Juan de Pareja (c. 1606 in Antequera – 1670 in Madrid) was a Spanish painter, born into slavery in Antequera, near Málaga, Spain…. the son of an enslaved mulatto (mixed-race) woman and Spanish father. He was described as a “Morisco,” being “of mixed parentage and a strange color.” At the time morisco had two possible meanings. It referred both to descendants of Muslims who converted to Catholicism and remained in Spain after the Reconquest, and to the children of a Spaniard and a mulatto.

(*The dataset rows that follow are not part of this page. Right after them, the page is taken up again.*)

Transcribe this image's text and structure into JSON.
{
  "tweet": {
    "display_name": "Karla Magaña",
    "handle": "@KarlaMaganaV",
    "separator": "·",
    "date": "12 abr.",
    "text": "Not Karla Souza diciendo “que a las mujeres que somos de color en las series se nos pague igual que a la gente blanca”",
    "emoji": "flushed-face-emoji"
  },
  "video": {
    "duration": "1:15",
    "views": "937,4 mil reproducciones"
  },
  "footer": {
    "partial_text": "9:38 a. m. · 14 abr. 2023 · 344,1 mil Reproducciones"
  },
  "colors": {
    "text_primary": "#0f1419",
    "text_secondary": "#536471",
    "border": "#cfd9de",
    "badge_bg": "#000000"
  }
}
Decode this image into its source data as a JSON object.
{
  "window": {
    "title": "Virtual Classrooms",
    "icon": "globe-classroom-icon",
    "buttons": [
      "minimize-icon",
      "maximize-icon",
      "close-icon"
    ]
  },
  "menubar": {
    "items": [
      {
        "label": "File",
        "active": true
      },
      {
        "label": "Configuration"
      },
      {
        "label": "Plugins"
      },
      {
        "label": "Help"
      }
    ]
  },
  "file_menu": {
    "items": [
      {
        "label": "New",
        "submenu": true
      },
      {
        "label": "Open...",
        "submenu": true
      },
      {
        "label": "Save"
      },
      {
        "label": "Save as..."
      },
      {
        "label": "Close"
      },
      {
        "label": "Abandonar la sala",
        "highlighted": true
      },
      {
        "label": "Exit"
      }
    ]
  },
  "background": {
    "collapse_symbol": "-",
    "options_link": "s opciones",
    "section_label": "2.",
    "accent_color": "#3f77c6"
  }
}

De Pareja was inherited by Velazquez and became an assistant in his painting after 1631. Velázquez later freed Pareja while they were in Rome during a trip to Italy in 1650. Around the same time Velázquez painted Pareja’s portrait, which is now held in New York. The document of his manumission is held in the state archive of Rome.
@medievalpoc might be interested in this!